Without seeming exceedingly self-indulgent (um, too late...?), it never ceases to amaze me how life can turn on a dime -- how everything that seemed one way can suddenly look different.
I'm moving. I'm stripping myself of my oft-bitchy roommate and her social rules, and I'm moving to a hella expensive place of my own uptown. I'm so sad to be leaving the convenience of my Midtown neighborhood, but moving is key to my self-preservation. The less stressed I get about the apartment transaction, the more excited I get about everything else: the solitude, the space to write, the space to be totally naked in my living room whenever I want.
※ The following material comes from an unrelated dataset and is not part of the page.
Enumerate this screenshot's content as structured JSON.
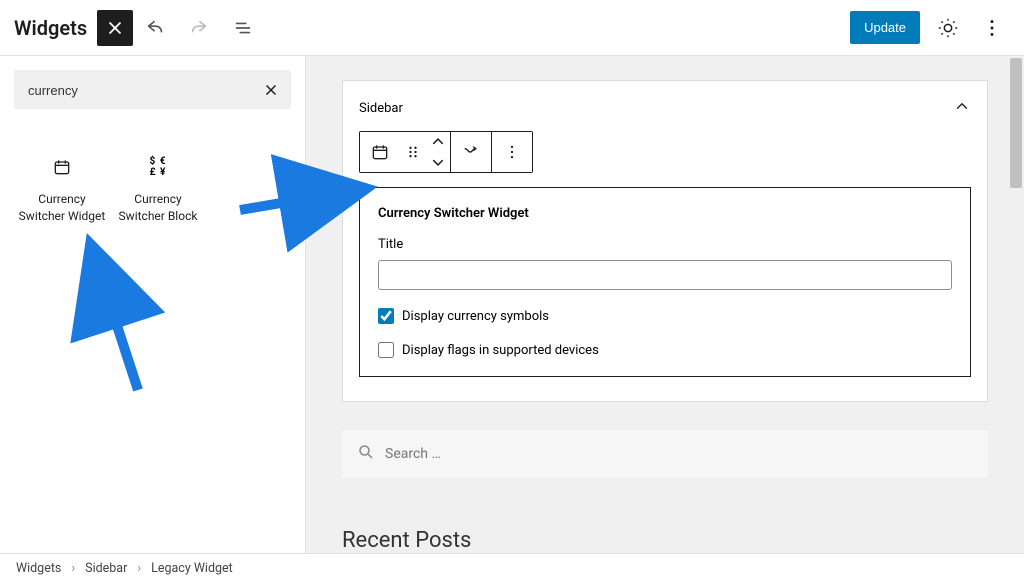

My life is moving onward.
I think that when life starts pushing to break its self-imposed, temporary mold (my current apartment situation, for example), it forces a lot of other things out, too: The N thing is going well -- too well, I'd even venture to say, which leads to me waiting for the other shoe to drop. For him to get tired of me. For me to say something extremely stupid. For this all to go up in a puff of fairytale-cloud, sparkly smoke. But it hasn't yet, and that's something to be grateful for.
I have to divorce The Bar that Shall Not Be Named. I haven't been there in a while (see other life changes, above, which have prevented me from putting "getting soused" at the top of my to-do list), but I went tonight, because I felt I owed it to my present self and my future self to remind all of my selves of what went on there -- the regressing and the desperation and all of that fun stuff that no one likes to talk about. I had a few beers and waited for the locals to show up, but they didn't. The Bar that Shall Not Be Named has a new laminated, professionally printed menu, though, and near the top of the specialty cocktails list was the Brazilian bartender's caiphrinha. I laughed out loud when I saw that. It reminded me of what he made for me the first night I met him and fell for him despite my best (sober) intentions. I thought about telling the bar manager, "Um, if you WANT people to get hammered off of one beverage that's essentially rum and crushed ice, go ahead!" The Brazilian bartender never made good drinks. But he did have a way about him.
What was great about seeing that menu was that it was all full-circle: I'm leaving. The Brazilian bartender is staying. I'm pushing on with my New York life. Everyone else there is stagnant, for now, until they receive their gusts of wind from the cosmos. I'm already more positive. I'm already writing more. I'm already hoping for things I didn't believe existed six months ago. It is progress. Progress is something everyone can at least appreciate from afar, even if it isn't happening to them.